**TASK TO CARRY OUT**
In full and without error, repeat the entries below.

**INFORMATION SUPPLIED**
Content starts

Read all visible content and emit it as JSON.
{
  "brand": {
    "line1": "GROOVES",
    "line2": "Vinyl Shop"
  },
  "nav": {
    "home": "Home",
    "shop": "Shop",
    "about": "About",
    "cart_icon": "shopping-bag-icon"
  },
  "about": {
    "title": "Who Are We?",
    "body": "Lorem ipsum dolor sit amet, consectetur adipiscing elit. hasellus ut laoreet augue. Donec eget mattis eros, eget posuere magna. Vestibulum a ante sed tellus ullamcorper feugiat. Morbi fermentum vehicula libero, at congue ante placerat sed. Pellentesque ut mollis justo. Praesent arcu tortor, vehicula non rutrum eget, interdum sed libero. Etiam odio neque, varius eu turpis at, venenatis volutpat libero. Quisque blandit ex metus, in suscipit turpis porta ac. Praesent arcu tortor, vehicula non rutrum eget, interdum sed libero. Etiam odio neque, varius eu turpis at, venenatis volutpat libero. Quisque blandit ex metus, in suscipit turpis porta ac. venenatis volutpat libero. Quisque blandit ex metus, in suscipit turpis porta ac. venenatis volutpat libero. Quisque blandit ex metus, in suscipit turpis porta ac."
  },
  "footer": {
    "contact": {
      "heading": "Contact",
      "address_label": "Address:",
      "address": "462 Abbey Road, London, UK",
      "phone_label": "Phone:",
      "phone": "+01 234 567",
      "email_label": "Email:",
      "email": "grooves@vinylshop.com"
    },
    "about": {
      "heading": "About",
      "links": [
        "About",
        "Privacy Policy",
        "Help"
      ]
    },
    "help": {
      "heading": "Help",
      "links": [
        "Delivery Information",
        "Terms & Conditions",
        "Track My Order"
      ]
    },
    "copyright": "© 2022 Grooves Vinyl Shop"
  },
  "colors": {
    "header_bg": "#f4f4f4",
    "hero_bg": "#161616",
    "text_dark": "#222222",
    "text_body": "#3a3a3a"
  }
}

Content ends

**EXERCISE RESPONSE**
Read all visible content and emit it as JSON.
{
  "brand": {
    "line1": "GROOVES",
    "line2": "Vinyl Shop"
  },
  "nav": {
    "home": "Home",
    "shop": "Shop",
    "about": "About",
    "cart_icon": "shopping-bag-icon"
  },
  "about": {
    "title": "Who Are We?",
    "body": "Lorem ipsum dolor sit amet, consectetur adipiscing elit. hasellus ut laoreet augue. Donec eget mattis eros, eget posuere magna. Vestibulum a ante sed tellus ullamcorper feugiat. Morbi fermentum vehicula libero, at congue ante placerat sed. Pellentesque ut mollis justo. Praesent arcu tortor, vehicula non rutrum eget, interdum sed libero. Etiam odio neque, varius eu turpis at, venenatis volutpat libero. Quisque blandit ex metus, in suscipit turpis porta ac. Praesent arcu tortor, vehicula non rutrum eget, interdum sed libero. Etiam odio neque, varius eu turpis at, venenatis volutpat libero. Quisque blandit ex metus, in suscipit turpis porta ac. venenatis volutpat libero. Quisque blandit ex metus, in suscipit turpis porta ac. venenatis volutpat libero. Quisque blandit ex metus, in suscipit turpis porta ac."
  },
  "footer": {
    "contact": {
      "heading": "Contact",
      "address_label": "Address:",
      "address": "462 Abbey Road, London, UK",
      "phone_label": "Phone:",
      "phone": "+01 234 567",
      "email_label": "Email:",
      "email": "grooves@vinylshop.com"
    },
    "about": {
      "heading": "About",
      "links": [
        "About",
        "Privacy Policy",
        "Help"
      ]
    },
    "help": {
      "heading": "Help",
      "links": [
        "Delivery Information",
        "Terms & Conditions",
        "Track My Order"
      ]
    },
    "copyright": "© 2022 Grooves Vinyl Shop"
  },
  "colors": {
    "header_bg": "#f4f4f4",
    "hero_bg": "#161616",
    "text_dark": "#222222",
    "text_body": "#3a3a3a"
  }
}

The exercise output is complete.